---------- Supplied records

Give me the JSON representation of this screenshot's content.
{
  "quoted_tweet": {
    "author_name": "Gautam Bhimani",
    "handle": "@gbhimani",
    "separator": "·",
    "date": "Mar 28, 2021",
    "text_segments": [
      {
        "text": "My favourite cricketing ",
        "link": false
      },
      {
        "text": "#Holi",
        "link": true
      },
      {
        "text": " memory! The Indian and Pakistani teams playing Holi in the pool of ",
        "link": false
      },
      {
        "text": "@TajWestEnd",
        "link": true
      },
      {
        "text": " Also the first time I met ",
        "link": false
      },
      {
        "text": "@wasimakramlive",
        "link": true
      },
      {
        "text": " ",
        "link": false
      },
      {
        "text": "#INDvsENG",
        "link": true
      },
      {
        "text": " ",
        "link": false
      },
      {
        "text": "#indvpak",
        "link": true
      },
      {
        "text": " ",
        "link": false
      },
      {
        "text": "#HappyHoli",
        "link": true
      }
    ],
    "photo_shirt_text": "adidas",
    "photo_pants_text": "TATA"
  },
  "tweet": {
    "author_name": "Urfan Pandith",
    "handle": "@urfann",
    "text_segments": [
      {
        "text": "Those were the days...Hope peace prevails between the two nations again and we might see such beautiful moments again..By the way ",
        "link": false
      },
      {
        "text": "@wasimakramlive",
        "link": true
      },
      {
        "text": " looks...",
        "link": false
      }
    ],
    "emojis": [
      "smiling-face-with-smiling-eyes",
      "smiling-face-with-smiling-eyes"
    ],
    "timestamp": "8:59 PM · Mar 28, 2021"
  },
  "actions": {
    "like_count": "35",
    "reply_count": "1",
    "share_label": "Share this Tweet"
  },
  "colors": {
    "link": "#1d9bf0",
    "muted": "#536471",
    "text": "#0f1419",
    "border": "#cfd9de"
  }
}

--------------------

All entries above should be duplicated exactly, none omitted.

Give me the JSON representation of this screenshot's content.
{
  "quoted_tweet": {
    "author_name": "Gautam Bhimani",
    "handle": "@gbhimani",
    "separator": "·",
    "date": "Mar 28, 2021",
    "text_segments": [
      {
        "text": "My favourite cricketing ",
        "link": false
      },
      {
        "text": "#Holi",
        "link": true
      },
      {
        "text": " memory! The Indian and Pakistani teams playing Holi in the pool of ",
        "link": false
      },
      {
        "text": "@TajWestEnd",
        "link": true
      },
      {
        "text": " Also the first time I met ",
        "link": false
      },
      {
        "text": "@wasimakramlive",
        "link": true
      },
      {
        "text": " ",
        "link": false
      },
      {
        "text": "#INDvsENG",
        "link": true
      },
      {
        "text": " ",
        "link": false
      },
      {
        "text": "#indvpak",
        "link": true
      },
      {
        "text": " ",
        "link": false
      },
      {
        "text": "#HappyHoli",
        "link": true
      }
    ],
    "photo_shirt_text": "adidas",
    "photo_pants_text": "TATA"
  },
  "tweet": {
    "author_name": "Urfan Pandith",
    "handle": "@urfann",
    "text_segments": [
      {
        "text": "Those were the days...Hope peace prevails between the two nations again and we might see such beautiful moments again..By the way ",
        "link": false
      },
      {
        "text": "@wasimakramlive",
        "link": true
      },
      {
        "text": " looks...",
        "link": false
      }
    ],
    "emojis": [
      "smiling-face-with-smiling-eyes",
      "smiling-face-with-smiling-eyes"
    ],
    "timestamp": "8:59 PM · Mar 28, 2021"
  },
  "actions": {
    "like_count": "35",
    "reply_count": "1",
    "share_label": "Share this Tweet"
  },
  "colors": {
    "link": "#1d9bf0",
    "muted": "#536471",
    "text": "#0f1419",
    "border": "#cfd9de"
  }
}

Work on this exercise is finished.